In most diesel cars, there is a glow plug light and Check Engine light to help the driver determine if things are proper. The Glow Plug light will briefly light up, telling you the glow plugs are heating and turn off telling you to start the engine. The Check Engine light will appear when one of the sensors detects an out of spec or problem with the engine. Most engine check lights will flash if whatever condition is worsens or becomes more of a problem. The Check Engine light cannot report all things, for instance, if the water pump or fuel pump are bad or failing, it will not trigger an engine code warning you. You will just breakdown.
Many people do nothing when the Check Engine light appears on the panel. Like other sensors, you have to be able to read the codes to give you any idea of what is wrong. Some scanners can read codes "deeper", most readers that consumers buy cannot do this.
With a flashing glow plug light in a diesel, it means something has a major malfunction. Unlike the Check Engine light, which comes on when there is a malfunction and sends out an engine code, the Glow Plug light that flashes may or may not send out a code about what the malfunction is. If it does, then, the Check Engine light appears.
If the flashing glow plug light has NOT triggered the Check Engine light, there is a good chance it has nothing to with the engine. In a VW, the common problems that cause this condition are burnt out brake lights and the brake pedal switch, located behind the brake pedal. Before rushing to a VW mechanic that will charge $120 to hook the car up to the VW computer for codes, simply change the brake light bulbs, then, see if the light stops flashing and goes out. If if does not, depress the brake pedal a few times. In my case, after switching out the brake bulbs, the Glow Plug light continued to flash. Thinking it might be the brake pedal switch, I depressed the brake pedal a few times. The light went off. I suspect the plunger in the switch had got stuck, which caused the problem, in part. Both of my brake lights were bad.
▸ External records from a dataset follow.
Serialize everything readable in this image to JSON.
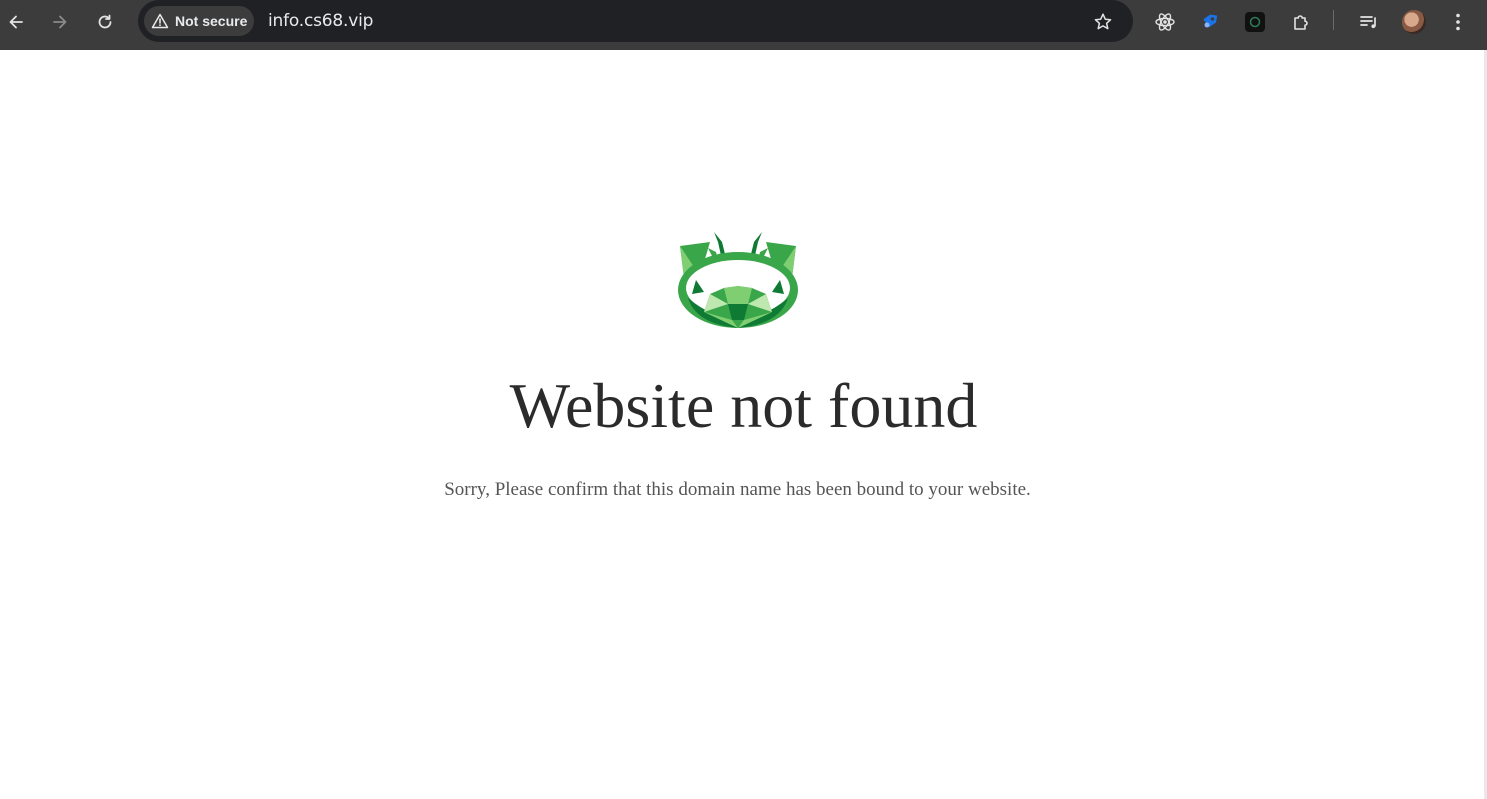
{
  "browser": {
    "security_chip": "Not secure",
    "url": "info.cs68.vip",
    "icons": {
      "back": "arrow-left",
      "forward": "arrow-right",
      "reload": "reload",
      "warning": "warning-triangle",
      "bookmark": "star",
      "extension_react": "react-atom",
      "extension_blue": "blue-tag",
      "extension_dark": "dark-circle",
      "extensions": "puzzle",
      "reading_list": "reading-list",
      "profile": "avatar",
      "menu": "three-dots"
    },
    "toolbar_color": "#3c3c3c",
    "omnibox_color": "#202124"
  },
  "page": {
    "heading": "Website not found",
    "message": "Sorry, Please confirm that this domain name has been bound to your website.",
    "logo_colors": [
      "#0f7a33",
      "#3aa64a",
      "#7fcf72",
      "#bfe8b0"
    ]
  }
}
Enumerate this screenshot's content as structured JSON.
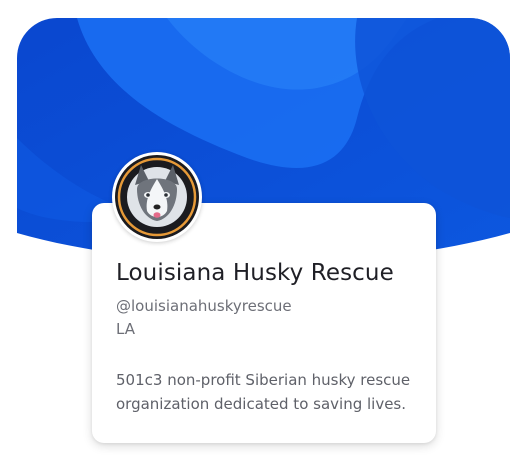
{
  "profile": {
    "name": "Louisiana Husky Rescue",
    "handle": "@louisianahuskyrescue",
    "location": "LA",
    "bio": "501c3 non-profit Siberian husky rescue organization dedicated to saving lives."
  },
  "avatar": {
    "icon": "husky-avatar-icon",
    "ring_text": "LOUISIANA HUSKY RESCUE"
  },
  "colors": {
    "banner_dark": "#0b4ed6",
    "banner_mid": "#1566f0",
    "banner_light": "#1f7cf7",
    "avatar_ring": "#e79a38",
    "name_text": "#1f1f25",
    "meta_text": "#6d6f77"
  }
}
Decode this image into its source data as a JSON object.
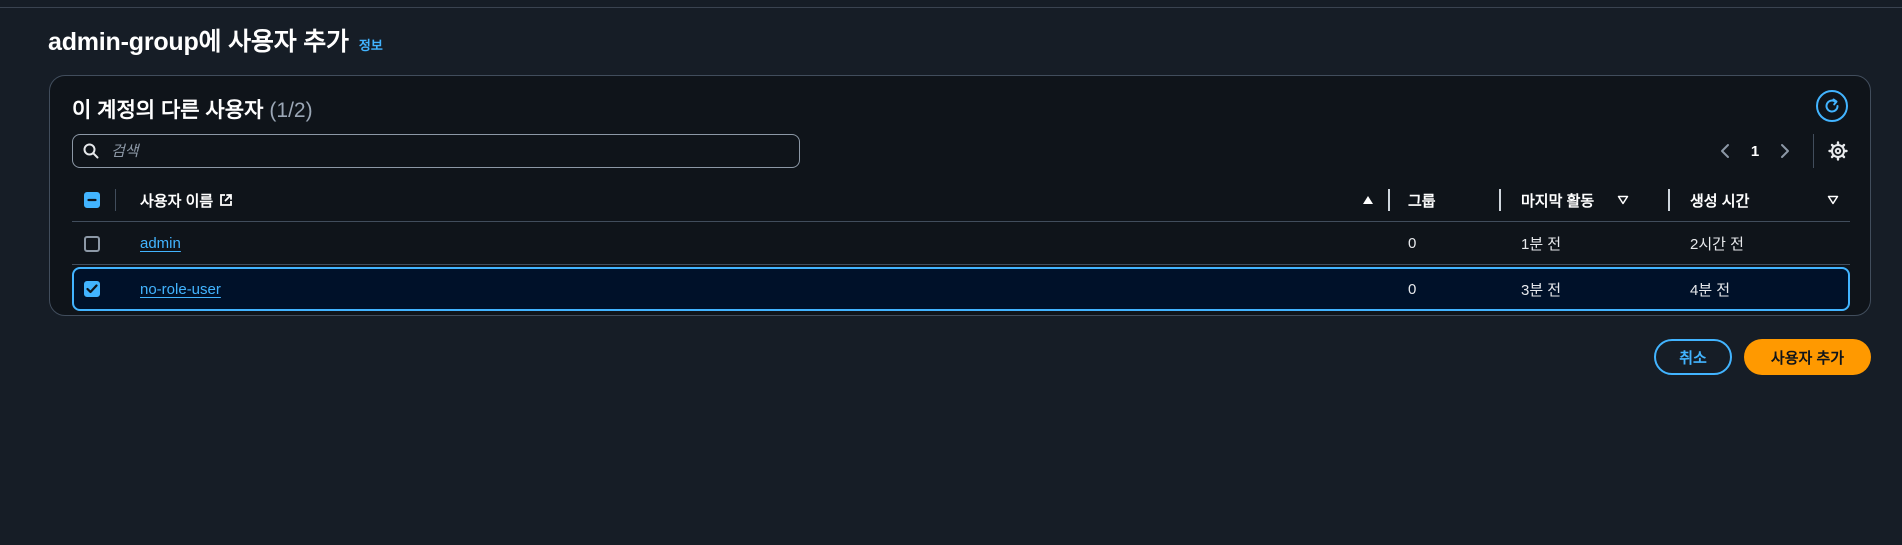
{
  "header": {
    "title": "admin-group에 사용자 추가",
    "info_link": "정보"
  },
  "container": {
    "title": "이 계정의 다른 사용자",
    "count": "(1/2)"
  },
  "search": {
    "placeholder": "검색",
    "value": ""
  },
  "pagination": {
    "current_page": "1"
  },
  "table": {
    "columns": {
      "username": "사용자 이름",
      "groups": "그룹",
      "last_activity": "마지막 활동",
      "created": "생성 시간"
    },
    "rows": [
      {
        "username": "admin",
        "groups": "0",
        "last_activity": "1분 전",
        "created": "2시간 전",
        "selected": false
      },
      {
        "username": "no-role-user",
        "groups": "0",
        "last_activity": "3분 전",
        "created": "4분 전",
        "selected": true
      }
    ]
  },
  "actions": {
    "cancel_label": "취소",
    "add_label": "사용자 추가"
  },
  "colors": {
    "background": "#161d26",
    "accent": "#42b4ff",
    "primary": "#ff9900",
    "selected_row": "#001129"
  },
  "icons": [
    "search-icon",
    "refresh-icon",
    "chevron-left-icon",
    "chevron-right-icon",
    "settings-gear-icon",
    "external-link-icon",
    "sort-ascending-icon",
    "sort-descending-icon"
  ]
}
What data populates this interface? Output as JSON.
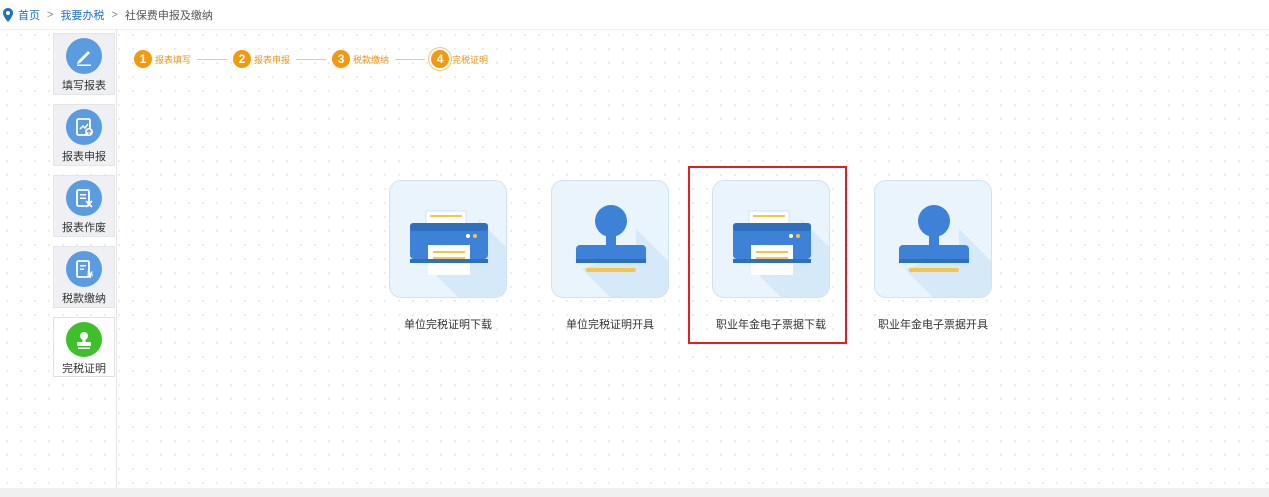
{
  "breadcrumb": {
    "home": "首页",
    "level2": "我要办税",
    "current": "社保费申报及缴纳",
    "separator": ">"
  },
  "sidebar": {
    "items": [
      {
        "label": "填写报表",
        "icon": "pencil-icon"
      },
      {
        "label": "报表申报",
        "icon": "upload-report-icon"
      },
      {
        "label": "报表作废",
        "icon": "void-report-icon"
      },
      {
        "label": "税款缴纳",
        "icon": "tax-payment-icon"
      },
      {
        "label": "完税证明",
        "icon": "stamp-icon"
      }
    ],
    "active_index": 4
  },
  "steps": [
    {
      "num": "1",
      "label": "报表填写"
    },
    {
      "num": "2",
      "label": "报表申报"
    },
    {
      "num": "3",
      "label": "税款缴纳"
    },
    {
      "num": "4",
      "label": "完税证明"
    }
  ],
  "cards": [
    {
      "label": "单位完税证明下载",
      "icon": "printer-icon"
    },
    {
      "label": "单位完税证明开具",
      "icon": "stamp-icon"
    },
    {
      "label": "职业年金电子票据下载",
      "icon": "printer-icon"
    },
    {
      "label": "职业年金电子票据开具",
      "icon": "stamp-icon"
    }
  ],
  "colors": {
    "accent_orange": "#f29a0f",
    "link_blue": "#1f6fc5",
    "icon_blue": "#5b9be0",
    "active_green": "#3fbf2c",
    "highlight_red": "#e02020"
  }
}
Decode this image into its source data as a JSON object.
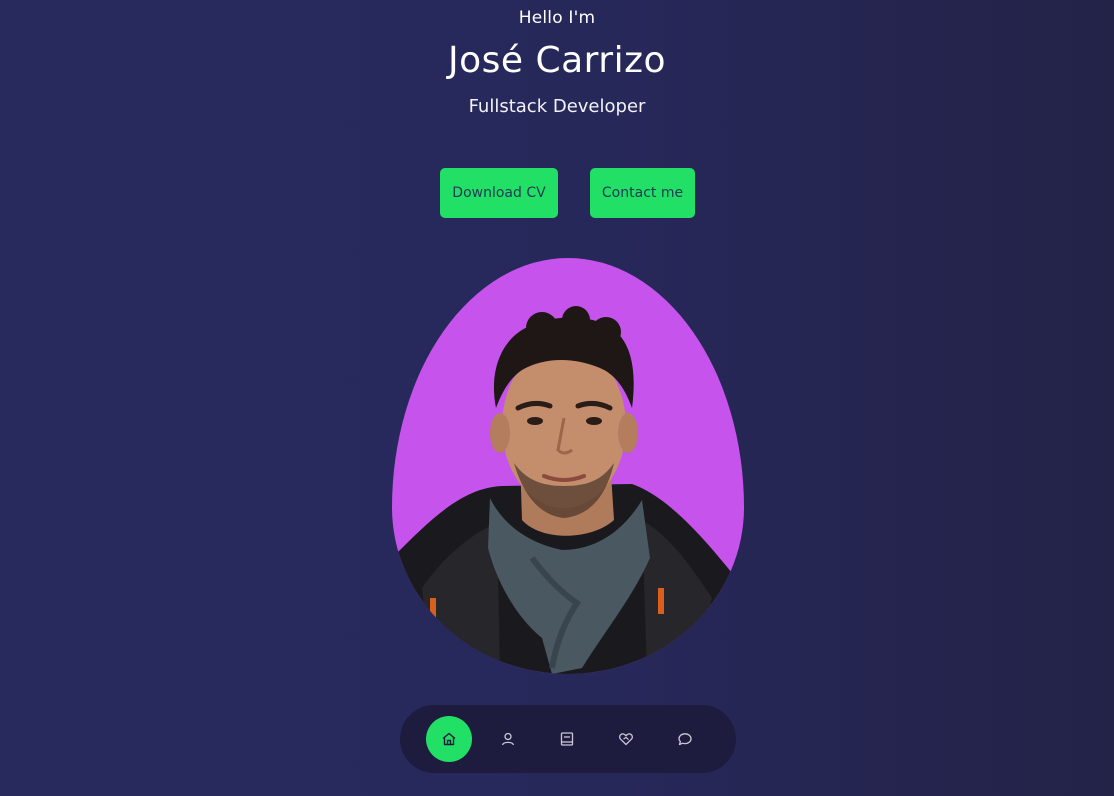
{
  "hero": {
    "greeting": "Hello I'm",
    "name": "José Carrizo",
    "role": "Fullstack Developer"
  },
  "actions": {
    "download_cv": "Download CV",
    "contact": "Contact me"
  },
  "colors": {
    "accent": "#21e065",
    "portrait_background": "#c654ec",
    "page_background": "#27285a",
    "dock_background": "#1d1c3e"
  },
  "nav": {
    "items": [
      {
        "icon": "home-icon",
        "active": true
      },
      {
        "icon": "user-icon",
        "active": false
      },
      {
        "icon": "book-icon",
        "active": false
      },
      {
        "icon": "handshake-icon",
        "active": false
      },
      {
        "icon": "chat-icon",
        "active": false
      }
    ]
  }
}
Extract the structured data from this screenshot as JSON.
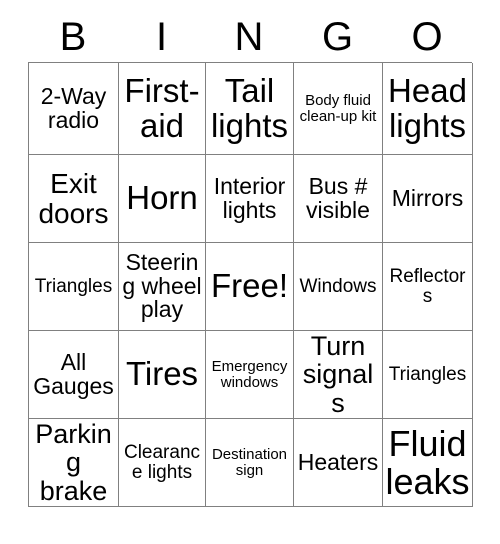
{
  "card": {
    "title": "Bingo Card",
    "header": {
      "letters": [
        "B",
        "I",
        "N",
        "G",
        "O"
      ]
    },
    "grid": {
      "rows": [
        [
          {
            "text": "2-Way radio",
            "size": "fs-m",
            "free": false
          },
          {
            "text": "First-aid",
            "size": "fs-xl",
            "free": false
          },
          {
            "text": "Tail lights",
            "size": "fs-xl",
            "free": false
          },
          {
            "text": "Body fluid clean-up kit",
            "size": "fs-xs",
            "free": false
          },
          {
            "text": "Head lights",
            "size": "fs-xl",
            "free": false
          }
        ],
        [
          {
            "text": "Exit doors",
            "size": "fs-l",
            "free": false
          },
          {
            "text": "Horn",
            "size": "fs-xl",
            "free": false
          },
          {
            "text": "Interior lights",
            "size": "fs-m",
            "free": false
          },
          {
            "text": "Bus # visible",
            "size": "fs-m",
            "free": false
          },
          {
            "text": "Mirrors",
            "size": "fs-m",
            "free": false
          }
        ],
        [
          {
            "text": "Triangles",
            "size": "fs-s",
            "free": false
          },
          {
            "text": "Steering wheel play",
            "size": "fs-m",
            "free": false
          },
          {
            "text": "Free!",
            "size": "fs-xl",
            "free": true
          },
          {
            "text": "Windows",
            "size": "fs-s",
            "free": false
          },
          {
            "text": "Reflectors",
            "size": "fs-s",
            "free": false
          }
        ],
        [
          {
            "text": "All Gauges",
            "size": "fs-m",
            "free": false
          },
          {
            "text": "Tires",
            "size": "fs-xl",
            "free": false
          },
          {
            "text": "Emergency windows",
            "size": "fs-xs",
            "free": false
          },
          {
            "text": "Turn signals",
            "size": "fs-l",
            "free": false
          },
          {
            "text": "Triangles",
            "size": "fs-s",
            "free": false
          }
        ],
        [
          {
            "text": "Parking brake",
            "size": "fs-l",
            "free": false
          },
          {
            "text": "Clearance lights",
            "size": "fs-s",
            "free": false
          },
          {
            "text": "Destination sign",
            "size": "fs-xs",
            "free": false
          },
          {
            "text": "Heaters",
            "size": "fs-m",
            "free": false
          },
          {
            "text": "Fluid leaks",
            "size": "fs-xxl",
            "free": false
          }
        ]
      ]
    },
    "colors": {
      "background": "#ffffff",
      "text": "#000000",
      "border": "#808080"
    }
  }
}
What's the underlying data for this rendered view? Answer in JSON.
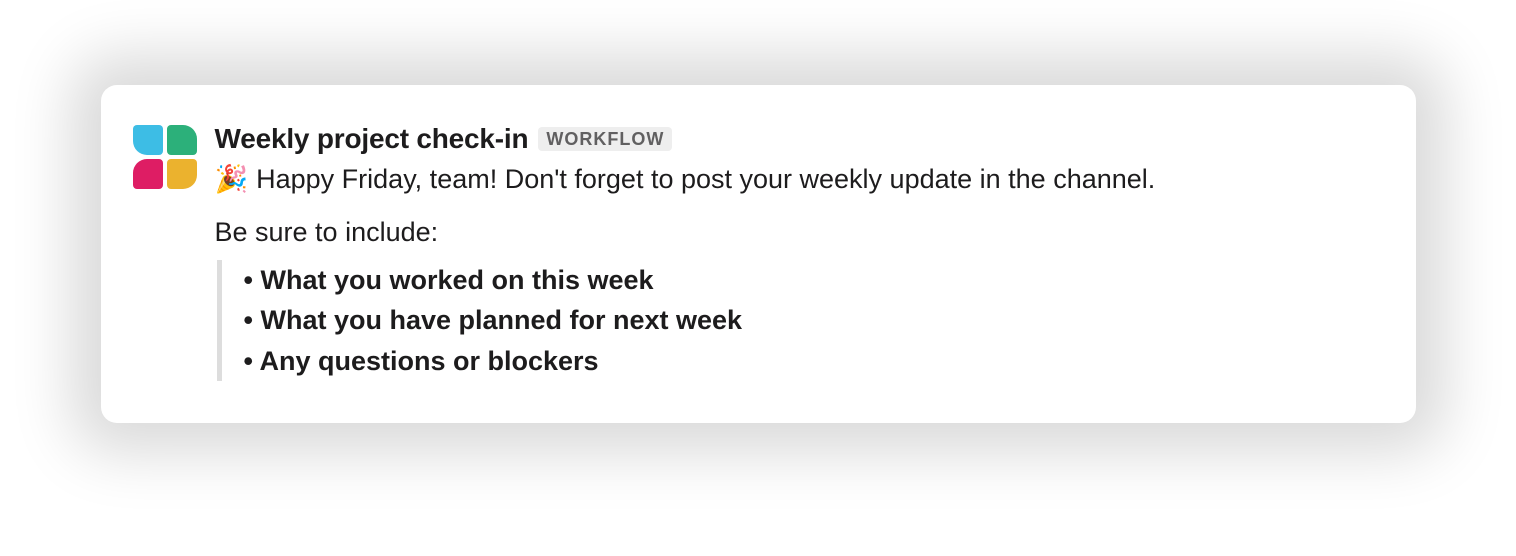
{
  "message": {
    "title": "Weekly project check-in",
    "badge": "WORKFLOW",
    "emoji": "🎉",
    "greeting": "Happy Friday, team! Don't forget to post your weekly update in the channel.",
    "subhead": "Be sure to include:",
    "bullets": [
      "What you worked on this week",
      "What you have planned for next week",
      "Any questions or blockers"
    ]
  }
}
Since my Check Engine light had not come on, I checked for codes- nothing. So, I knew it was not a serious malfunction as the VW manual stated it was. But, had the Glow Plug light not stopped flashing after depressing the brake pedal, I would have had to take it to VW, because there could be hundreds of other causes, like, bad connections, damaged wires to way more serious things.
If you do have a flashing Glow Plug light, before you go to VW, check the brake lights and brake pedal switch, especially, if the Check Engine light does not appear.